Data records>
▬▬▬▬▬▬

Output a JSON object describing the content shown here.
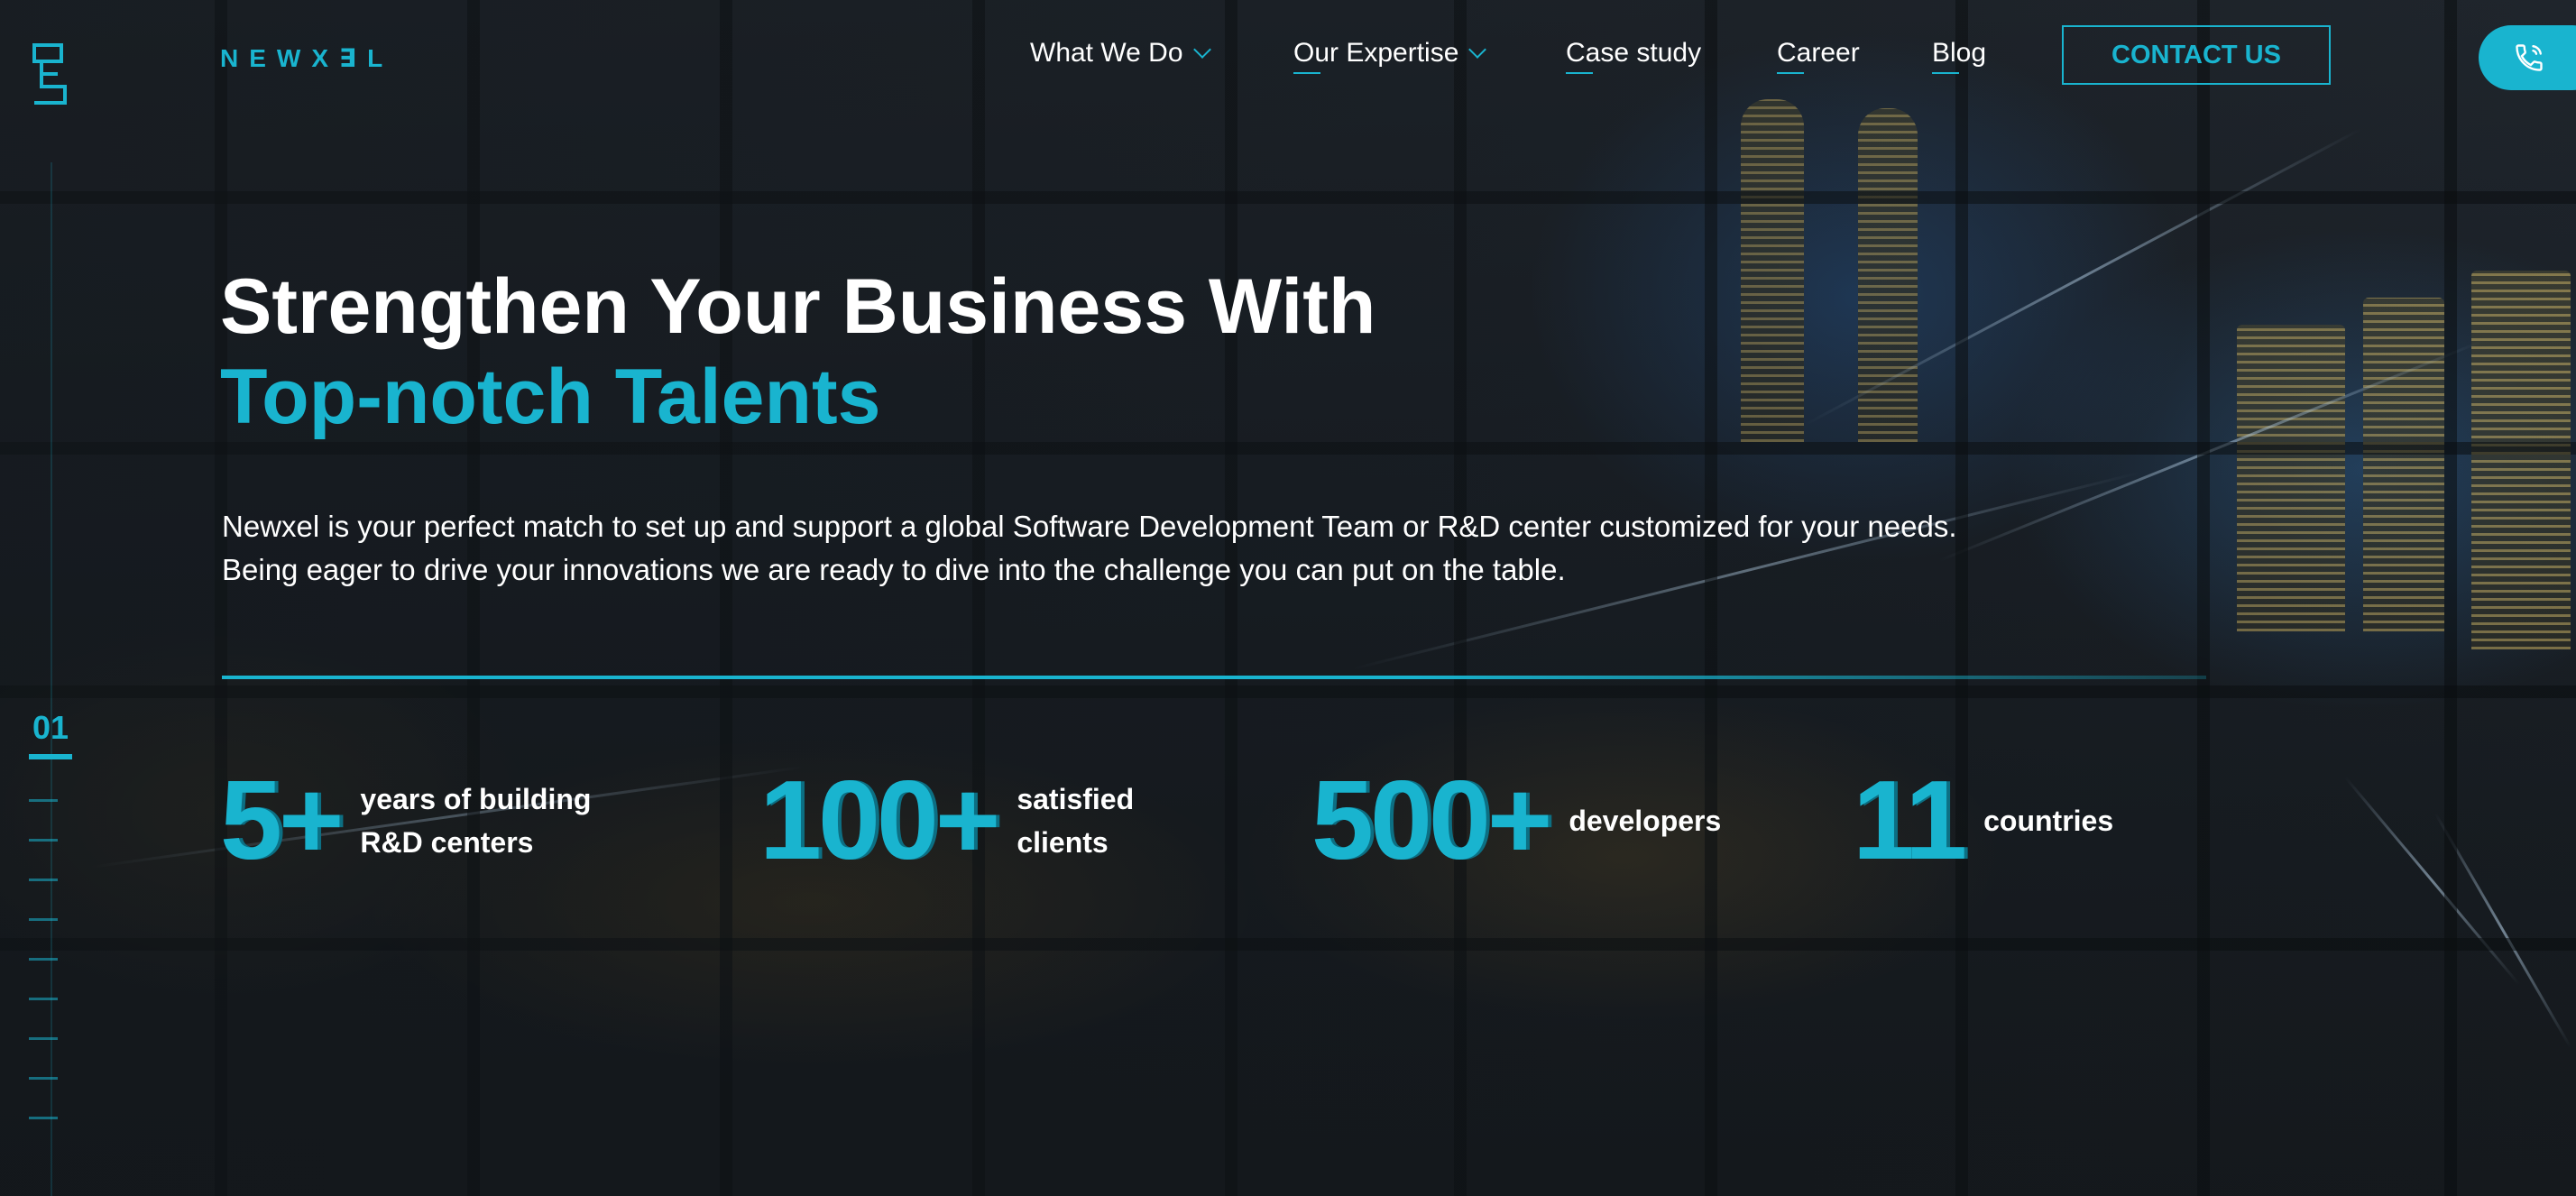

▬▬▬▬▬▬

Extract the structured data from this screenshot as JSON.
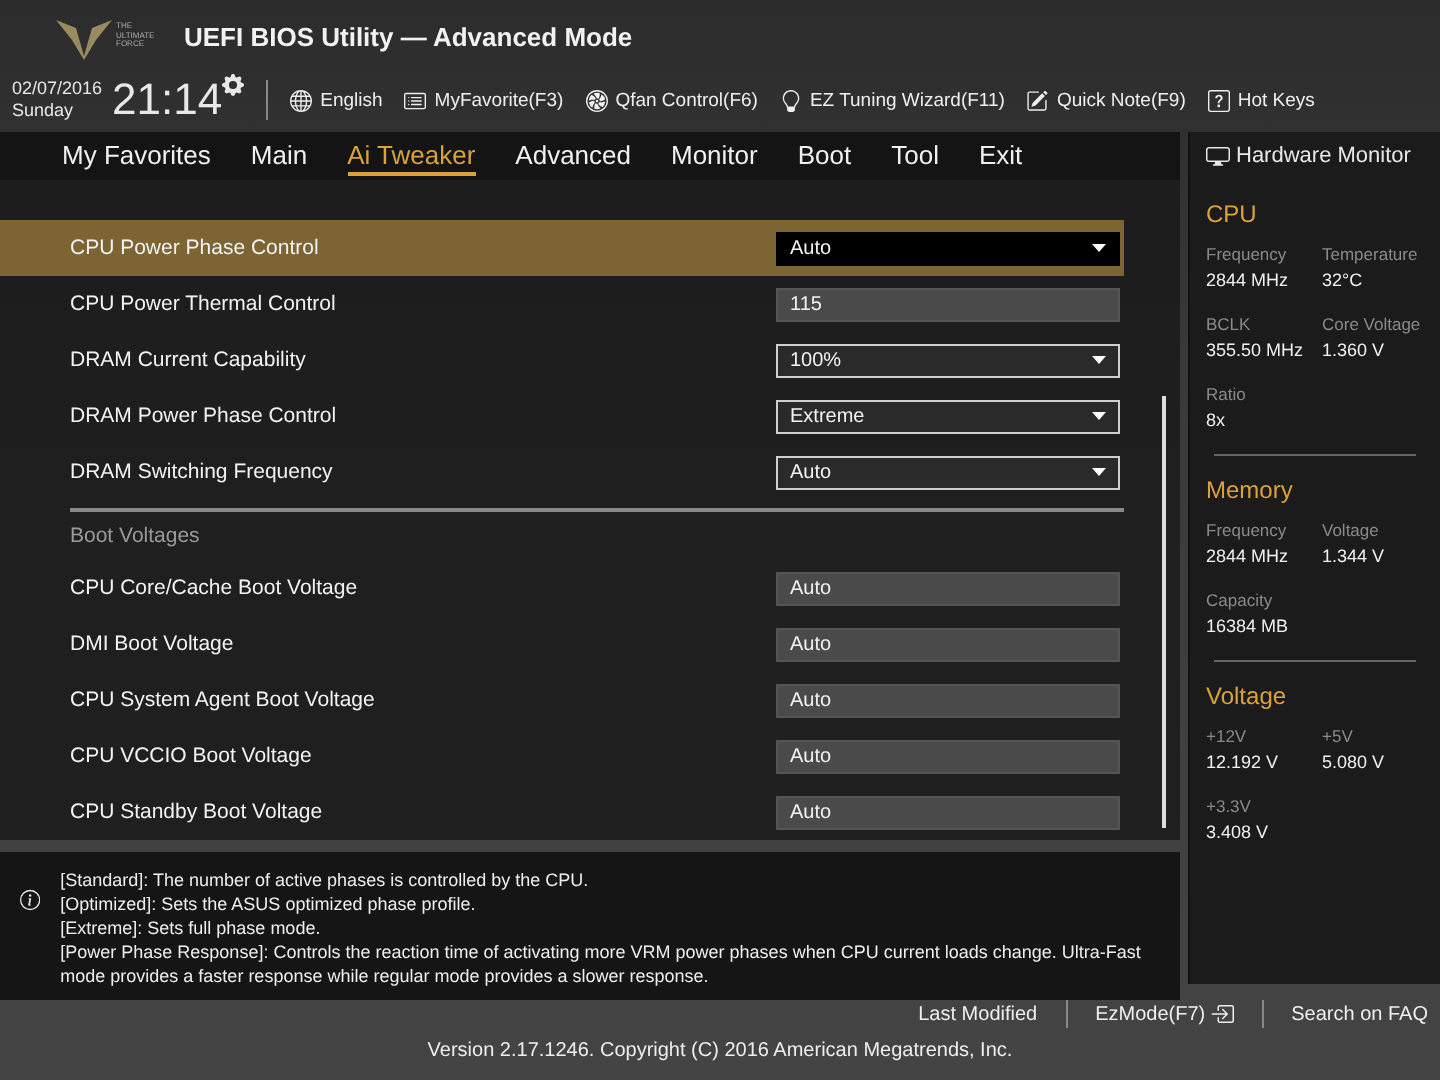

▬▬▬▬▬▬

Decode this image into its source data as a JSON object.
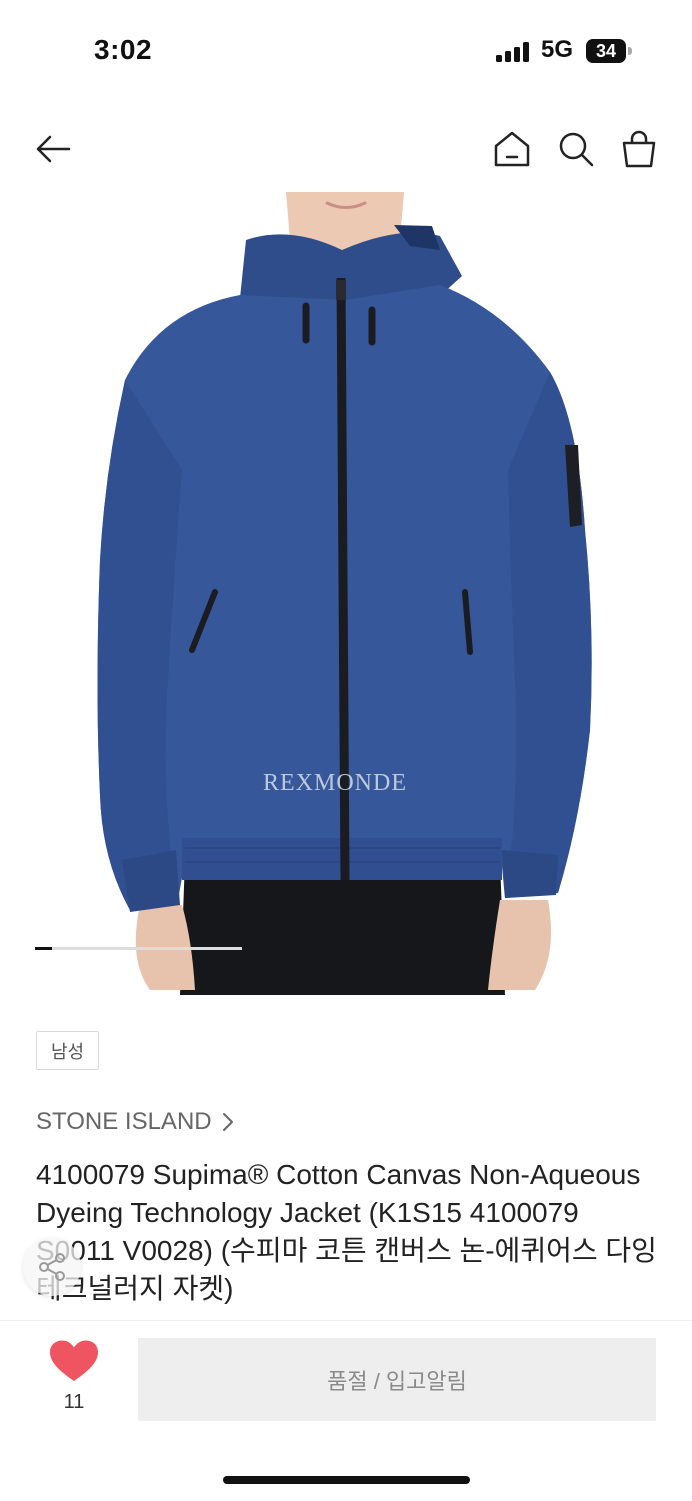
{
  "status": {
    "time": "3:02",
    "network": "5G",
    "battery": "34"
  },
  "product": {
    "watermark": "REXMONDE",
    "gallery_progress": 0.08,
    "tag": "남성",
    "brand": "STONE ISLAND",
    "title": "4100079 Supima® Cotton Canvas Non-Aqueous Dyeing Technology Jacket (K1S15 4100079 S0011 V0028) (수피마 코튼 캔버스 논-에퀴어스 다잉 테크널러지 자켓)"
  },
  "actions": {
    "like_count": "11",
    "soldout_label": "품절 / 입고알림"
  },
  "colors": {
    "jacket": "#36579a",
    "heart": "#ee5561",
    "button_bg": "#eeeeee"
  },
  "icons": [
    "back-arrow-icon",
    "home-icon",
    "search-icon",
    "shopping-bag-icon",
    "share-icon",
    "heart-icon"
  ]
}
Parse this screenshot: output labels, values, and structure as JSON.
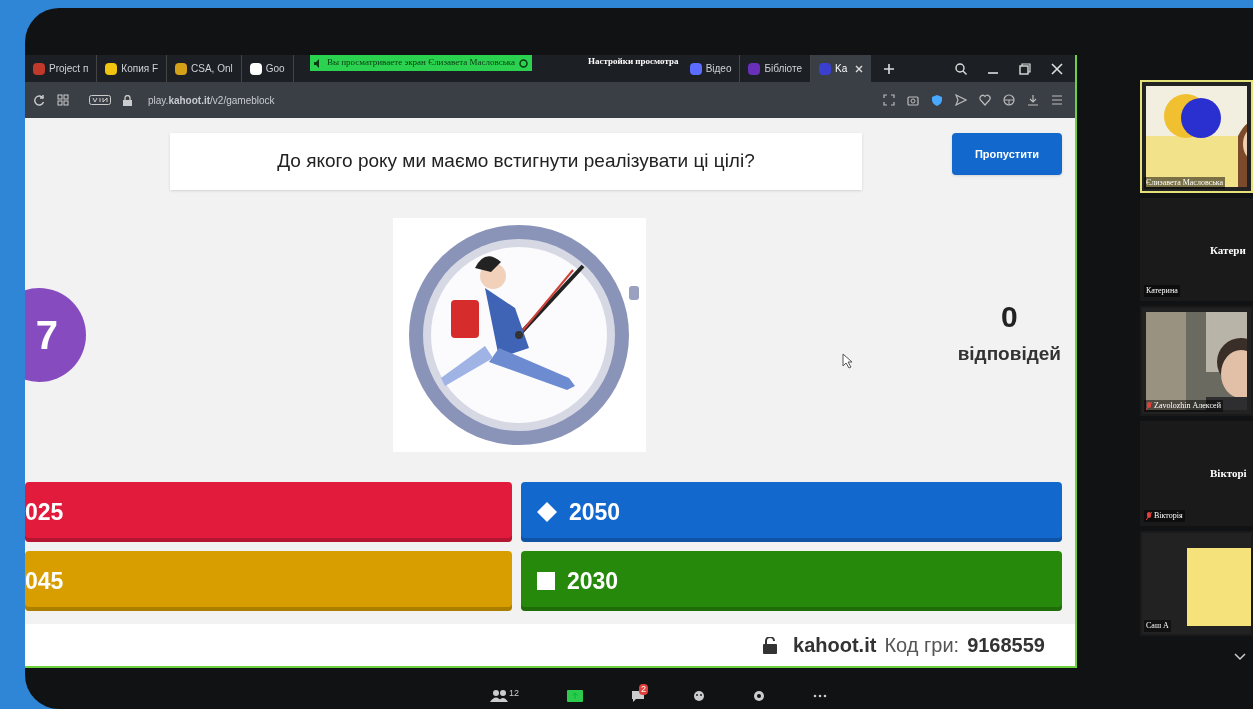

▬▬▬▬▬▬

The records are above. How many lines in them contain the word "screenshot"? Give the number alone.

Exercise solution>
2